Dr Cyril Wecht, who has devoted almost six decades to study of alleged conspiracy, alleges in new book that gunman had been working on orders of former agency director Allen Dulles
Lee Harvey Oswald, the sniper who shot 35th US president John F Kennedy from the upper floors of the Texas School Book Depository in Dallas on 22 November 1963, was operating under direction from the former head of the CIA, a veteran investigator has argued in his latest book on the assassination.
Dr Cyril Wecht, a 90-year-old forensic pathologist who has studied the killing for almost six decades, claims in the The JFK Assassination Dissected that Oswald, who was himself murdered by local businessman Jack Ruby just two days after his arrest, had been under orders from Allen Dulles, CIA director from 1953 to 1961.
Dulles had overseen the disastrous Bay of Pigs assault on post-revolutionary Cuba, launched in April 1961 with the aim of removing Communist leader Fidel Castro, and had been swiftly dismissed from office by President Kennedy after the operation’s humiliating failure.
Dr Wecht now argues that Dulles was so resentful over the episode that he groomed Oswald, a former marksman with the Marines who had recently returned from the USSR, to execute his enemy in the White House.
Speaking to The New York Post, the author says his suspicions about Dulles were raised by his subsequent appointment to the seven-man Warren Commission, which took 10 months to investigate the death and concluded that Oswald had acted alone, characterising him as a disaffected loner with Communist sympathies.
Oswald “had almost certainly been a CIA agent of some kind,” Dr Wecht told the newspaper. “Kennedy had fired Allen Dulles because he was really pissed off about what the CIA was doing. Then who gets appointed to the Warren Commission? Dulles. It stinks to high heaven.”
He also points to the suspicious ease with which Oswald was allowed to return to the US after his stint in Russia at the height of the Cold War and in the company of a new bride, Marina Prusakova, who was the daughter of a KGB agent, suggesting he must have had friends in high places.
The JFK Assassination Dissected contains previously unpublished interviews with Oswald’s widow and with CIA-affiliate George de Mohrenschildt (who befriended the Oswalds and took his own life in 1977) in which both endorse that idea that the shooter was a “patsy”.
Dr Wecht famously told the House Select Committee on Assassinations in 1978 that he considered the explanation that Oswald had acted alone not credible due to the differing trajectories of the bullets that struck Kennedy as he rode in his open-top presidential limousine through the Texas city.
He insists a second gunman must have been positioned behind a picket fence on a nearby grassy knoll and maintains that argument today, telling The Post: “Under the single bullet theory, Oswald is the sole assassin, he’s firing from the sixth-floor window of the Texas School Book Depository building, so the bullet is moving from up, downward, right? So how the hell could it go upward?

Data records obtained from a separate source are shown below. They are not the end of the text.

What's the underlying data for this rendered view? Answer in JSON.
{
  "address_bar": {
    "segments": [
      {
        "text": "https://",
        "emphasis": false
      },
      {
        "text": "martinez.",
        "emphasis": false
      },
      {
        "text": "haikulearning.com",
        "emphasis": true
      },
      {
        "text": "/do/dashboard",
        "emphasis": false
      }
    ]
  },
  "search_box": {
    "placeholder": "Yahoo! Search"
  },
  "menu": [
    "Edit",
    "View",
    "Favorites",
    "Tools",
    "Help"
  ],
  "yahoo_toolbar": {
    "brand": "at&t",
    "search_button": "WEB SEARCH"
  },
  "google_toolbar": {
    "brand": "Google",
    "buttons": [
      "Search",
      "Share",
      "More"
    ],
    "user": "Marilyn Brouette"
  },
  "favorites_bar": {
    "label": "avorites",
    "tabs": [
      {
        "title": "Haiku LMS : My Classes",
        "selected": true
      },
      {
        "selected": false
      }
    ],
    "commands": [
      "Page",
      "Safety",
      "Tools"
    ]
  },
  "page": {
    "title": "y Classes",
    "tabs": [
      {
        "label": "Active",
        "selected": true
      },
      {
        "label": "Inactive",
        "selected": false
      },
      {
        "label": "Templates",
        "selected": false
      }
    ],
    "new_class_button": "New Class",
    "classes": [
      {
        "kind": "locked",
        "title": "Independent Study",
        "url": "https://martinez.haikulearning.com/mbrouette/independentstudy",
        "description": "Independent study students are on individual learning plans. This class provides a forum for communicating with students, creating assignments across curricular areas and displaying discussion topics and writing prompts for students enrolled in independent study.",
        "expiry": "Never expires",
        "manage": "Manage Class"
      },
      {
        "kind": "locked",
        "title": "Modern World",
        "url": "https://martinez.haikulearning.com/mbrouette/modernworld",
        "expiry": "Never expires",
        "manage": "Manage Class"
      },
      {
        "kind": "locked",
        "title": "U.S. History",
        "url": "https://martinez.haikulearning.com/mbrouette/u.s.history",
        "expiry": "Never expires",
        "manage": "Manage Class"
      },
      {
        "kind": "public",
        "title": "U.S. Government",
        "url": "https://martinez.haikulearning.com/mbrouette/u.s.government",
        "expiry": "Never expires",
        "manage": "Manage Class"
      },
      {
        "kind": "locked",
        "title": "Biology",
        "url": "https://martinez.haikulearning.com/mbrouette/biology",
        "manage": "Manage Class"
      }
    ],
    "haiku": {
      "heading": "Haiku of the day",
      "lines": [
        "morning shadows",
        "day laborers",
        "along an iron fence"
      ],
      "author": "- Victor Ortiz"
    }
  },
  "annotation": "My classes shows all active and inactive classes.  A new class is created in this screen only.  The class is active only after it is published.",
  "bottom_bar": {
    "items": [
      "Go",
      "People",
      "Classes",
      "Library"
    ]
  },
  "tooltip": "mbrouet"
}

“Young people are still being taught that the 35th president was murdered by a lone gunman, and that is simply bulls***,” he adds.
A former coroner of Allegheny County in Pennsylvania who has conducted over 17,000 autopsies himself and offered expert testimony on the deaths of Robert F Kennedy, Martin Luther King Jr, Elvis Presley and JonBenet Ramsey, Dr Wecht became the first non-governmental forensic pathologist to be granted access to the US National Archives’ materials on the JFK killing in 1972 and, as a result of what he found there, also alleges malpractice surrounding the autopsy on the president’s body.
He claims in his new book that Dallas coroner Dr Earl Rose, based at Parkland Memorial Hospital where Kennedy was initially taken for treatment, was physically intimidated by Secret Service personnel, who prevented him from examining the commander-in-chief’s injuries before his body was flown out to Washington, DC.
On visiting the National Archives, the author learned that Kennedy’s brain had been removed – to prevent further scrutiny, he alleges – and remains “unaccounted for”.
Dr Wecht, who advised Oliver Stone on his conspiracy-minded 1991 movie JFK about the aftermath of the killing, explains the rationale behind his writing the new book by saying: “I don’t intend to live forever, just for a long time. I felt I wanted to lay out all the things I’ve experienced and done and the people I’ve met, and it was time. I’ve been working on the book for six years.”
His work and that film are part of the reason behind the Kennedy assassination’s enduring status as one of the central conspiracy theories of our time.
Vincent Bugliosi, ex-Los Angeles district attorney, has estimated that no fewer than 42 groups and 214 different people have been accused of the killing, according to The Times.
A year after JFK’s release in cinemas, a public outcry prompted Congress to pass the JFK Assassination Records Collection Act, which required that all government files concerning the case be published by 2017.